YOUR OBJECTIVE:
Set every entry down again exactly, omitting none.

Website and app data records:

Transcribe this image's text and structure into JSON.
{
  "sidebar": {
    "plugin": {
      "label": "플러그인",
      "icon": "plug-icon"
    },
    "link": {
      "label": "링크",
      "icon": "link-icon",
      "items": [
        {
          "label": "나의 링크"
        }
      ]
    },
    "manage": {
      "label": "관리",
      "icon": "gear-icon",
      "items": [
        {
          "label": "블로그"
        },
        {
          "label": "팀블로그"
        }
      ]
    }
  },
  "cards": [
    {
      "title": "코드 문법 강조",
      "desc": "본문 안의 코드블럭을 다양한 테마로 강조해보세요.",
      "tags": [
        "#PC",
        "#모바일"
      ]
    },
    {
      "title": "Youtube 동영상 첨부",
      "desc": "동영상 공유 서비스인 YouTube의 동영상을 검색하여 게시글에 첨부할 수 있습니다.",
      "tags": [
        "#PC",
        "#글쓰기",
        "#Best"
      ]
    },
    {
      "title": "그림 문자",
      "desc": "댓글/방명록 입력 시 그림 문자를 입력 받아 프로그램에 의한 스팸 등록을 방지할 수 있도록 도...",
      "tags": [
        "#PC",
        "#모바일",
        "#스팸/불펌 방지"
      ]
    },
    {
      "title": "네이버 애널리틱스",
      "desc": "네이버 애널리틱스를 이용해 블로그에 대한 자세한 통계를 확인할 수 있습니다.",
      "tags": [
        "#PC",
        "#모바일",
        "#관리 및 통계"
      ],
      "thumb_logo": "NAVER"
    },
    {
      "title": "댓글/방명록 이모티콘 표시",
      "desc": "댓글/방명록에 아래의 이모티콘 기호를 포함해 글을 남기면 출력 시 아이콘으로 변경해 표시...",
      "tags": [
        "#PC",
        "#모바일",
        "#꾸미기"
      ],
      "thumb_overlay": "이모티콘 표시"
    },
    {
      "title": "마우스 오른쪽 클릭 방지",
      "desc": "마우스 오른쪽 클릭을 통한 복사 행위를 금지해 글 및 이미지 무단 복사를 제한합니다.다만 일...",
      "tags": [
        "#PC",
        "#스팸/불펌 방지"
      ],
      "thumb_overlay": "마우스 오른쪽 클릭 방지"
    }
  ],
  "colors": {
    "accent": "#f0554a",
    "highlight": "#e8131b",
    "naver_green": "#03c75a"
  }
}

TASK ANSWER:
Transcribe this image's text and structure into JSON.
{
  "sidebar": {
    "plugin": {
      "label": "플러그인",
      "icon": "plug-icon"
    },
    "link": {
      "label": "링크",
      "icon": "link-icon",
      "items": [
        {
          "label": "나의 링크"
        }
      ]
    },
    "manage": {
      "label": "관리",
      "icon": "gear-icon",
      "items": [
        {
          "label": "블로그"
        },
        {
          "label": "팀블로그"
        }
      ]
    }
  },
  "cards": [
    {
      "title": "코드 문법 강조",
      "desc": "본문 안의 코드블럭을 다양한 테마로 강조해보세요.",
      "tags": [
        "#PC",
        "#모바일"
      ]
    },
    {
      "title": "Youtube 동영상 첨부",
      "desc": "동영상 공유 서비스인 YouTube의 동영상을 검색하여 게시글에 첨부할 수 있습니다.",
      "tags": [
        "#PC",
        "#글쓰기",
        "#Best"
      ]
    },
    {
      "title": "그림 문자",
      "desc": "댓글/방명록 입력 시 그림 문자를 입력 받아 프로그램에 의한 스팸 등록을 방지할 수 있도록 도...",
      "tags": [
        "#PC",
        "#모바일",
        "#스팸/불펌 방지"
      ]
    },
    {
      "title": "네이버 애널리틱스",
      "desc": "네이버 애널리틱스를 이용해 블로그에 대한 자세한 통계를 확인할 수 있습니다.",
      "tags": [
        "#PC",
        "#모바일",
        "#관리 및 통계"
      ],
      "thumb_logo": "NAVER"
    },
    {
      "title": "댓글/방명록 이모티콘 표시",
      "desc": "댓글/방명록에 아래의 이모티콘 기호를 포함해 글을 남기면 출력 시 아이콘으로 변경해 표시...",
      "tags": [
        "#PC",
        "#모바일",
        "#꾸미기"
      ],
      "thumb_overlay": "이모티콘 표시"
    },
    {
      "title": "마우스 오른쪽 클릭 방지",
      "desc": "마우스 오른쪽 클릭을 통한 복사 행위를 금지해 글 및 이미지 무단 복사를 제한합니다.다만 일...",
      "tags": [
        "#PC",
        "#스팸/불펌 방지"
      ],
      "thumb_overlay": "마우스 오른쪽 클릭 방지"
    }
  ],
  "colors": {
    "accent": "#f0554a",
    "highlight": "#e8131b",
    "naver_green": "#03c75a"
  }
}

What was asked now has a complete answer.